Sexual Southern GothicThe plot focuses on a feud between two rival cotton gin owners in rural Mississippi; after one of the men commits arson against the other’s gin, the owner retaliates by attempting to seduce the arsonist’s nineteen-year-old virgin bride with the hopes of receiving an admission by her of her husband’s guilt.

The film was controversial when it was released due to its implicit sexual themes, provoking a largely successful effort to ban it, waged by the Roman Catholic National Legion of Decency. Nevertheless, the film received multiple nominations for major awards and performed decently at the box office. Kazan won the Golden Globe Award for Best Director and the film was nominated for four other Golden Globe awards, as well as four Academy Awards and four BAFTA Awards awards, with Eli Wallach taking the BAFTA prize for “Most Promising Newcomer to Film.”

Sexual Southern GothicAccording to Baker, she and everyone else who had worked on the film had “no idea” that the material would be perceived as controversial. It was believed that the main reasons behind the backlash regarded the seduction scene between Baker and Wallach, in which his character successfully attempts to seduce and arouse her outside the farmhouse. There was also speculation that, during their scene together on a swinging chair, that Wallach’s character was touching Baby Doll underneath her dress due to the fact that his hands are not visible in the close up shot. According to both Baker and Wallach, the scene was intentionally filmed that way because Kazan had put heaters all around them because of the cold weather

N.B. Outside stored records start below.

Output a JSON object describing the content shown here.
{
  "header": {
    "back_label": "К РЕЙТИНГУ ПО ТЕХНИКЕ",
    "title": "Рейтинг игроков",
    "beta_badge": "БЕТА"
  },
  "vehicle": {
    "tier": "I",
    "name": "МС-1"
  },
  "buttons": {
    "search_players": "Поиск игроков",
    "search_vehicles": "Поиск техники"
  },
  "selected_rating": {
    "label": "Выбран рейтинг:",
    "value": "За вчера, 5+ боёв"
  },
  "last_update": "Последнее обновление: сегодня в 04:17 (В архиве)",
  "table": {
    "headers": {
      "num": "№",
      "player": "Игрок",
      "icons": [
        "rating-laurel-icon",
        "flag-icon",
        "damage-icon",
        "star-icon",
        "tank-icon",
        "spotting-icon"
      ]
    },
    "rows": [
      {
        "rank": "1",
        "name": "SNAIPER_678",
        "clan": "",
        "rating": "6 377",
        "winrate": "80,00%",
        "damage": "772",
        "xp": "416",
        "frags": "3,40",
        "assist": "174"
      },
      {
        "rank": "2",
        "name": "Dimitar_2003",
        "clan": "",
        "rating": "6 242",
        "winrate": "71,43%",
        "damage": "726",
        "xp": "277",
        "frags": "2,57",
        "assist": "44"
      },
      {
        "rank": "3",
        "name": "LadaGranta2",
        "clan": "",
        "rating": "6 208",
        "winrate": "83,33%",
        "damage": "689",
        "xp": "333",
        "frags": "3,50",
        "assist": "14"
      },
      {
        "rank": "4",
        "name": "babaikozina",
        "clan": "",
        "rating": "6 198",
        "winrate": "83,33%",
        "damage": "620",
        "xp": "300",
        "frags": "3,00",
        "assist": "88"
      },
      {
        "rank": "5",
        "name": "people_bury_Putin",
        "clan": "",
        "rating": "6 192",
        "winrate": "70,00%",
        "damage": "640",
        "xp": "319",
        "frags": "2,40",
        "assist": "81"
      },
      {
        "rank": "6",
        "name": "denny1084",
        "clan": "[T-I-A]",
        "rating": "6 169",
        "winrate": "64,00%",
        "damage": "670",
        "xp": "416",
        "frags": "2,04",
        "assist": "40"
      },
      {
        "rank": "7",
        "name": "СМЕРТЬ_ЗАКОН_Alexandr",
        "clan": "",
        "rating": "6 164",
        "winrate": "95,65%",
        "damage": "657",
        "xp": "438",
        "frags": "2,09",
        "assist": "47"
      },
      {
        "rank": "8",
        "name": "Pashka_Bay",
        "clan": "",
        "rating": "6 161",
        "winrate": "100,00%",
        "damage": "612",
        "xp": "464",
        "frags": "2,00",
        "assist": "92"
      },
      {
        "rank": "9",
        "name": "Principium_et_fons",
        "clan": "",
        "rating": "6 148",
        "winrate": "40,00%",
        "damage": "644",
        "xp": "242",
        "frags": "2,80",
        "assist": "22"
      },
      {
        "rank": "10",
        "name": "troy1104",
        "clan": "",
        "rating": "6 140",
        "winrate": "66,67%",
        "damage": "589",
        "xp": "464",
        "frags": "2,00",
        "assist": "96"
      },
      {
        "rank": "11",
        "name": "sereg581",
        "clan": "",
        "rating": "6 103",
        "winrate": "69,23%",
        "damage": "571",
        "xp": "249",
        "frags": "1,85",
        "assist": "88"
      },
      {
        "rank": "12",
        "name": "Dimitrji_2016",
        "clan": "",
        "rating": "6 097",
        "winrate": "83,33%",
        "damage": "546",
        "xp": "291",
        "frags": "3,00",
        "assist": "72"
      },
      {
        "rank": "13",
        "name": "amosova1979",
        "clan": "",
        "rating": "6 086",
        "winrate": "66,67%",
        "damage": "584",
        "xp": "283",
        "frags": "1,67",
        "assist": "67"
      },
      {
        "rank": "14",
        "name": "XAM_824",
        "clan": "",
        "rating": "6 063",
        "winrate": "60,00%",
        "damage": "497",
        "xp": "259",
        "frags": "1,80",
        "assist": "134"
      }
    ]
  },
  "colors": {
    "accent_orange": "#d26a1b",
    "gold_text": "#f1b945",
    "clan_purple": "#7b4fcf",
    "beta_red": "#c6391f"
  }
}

The film is credited with originating the name and popularity of the babydoll nightgown, which derives from the costume worn by Baker’s character. The film was featured in The New York Times’ Guide to the Best 1,000 Movies Ever Made

Categories: Film & TV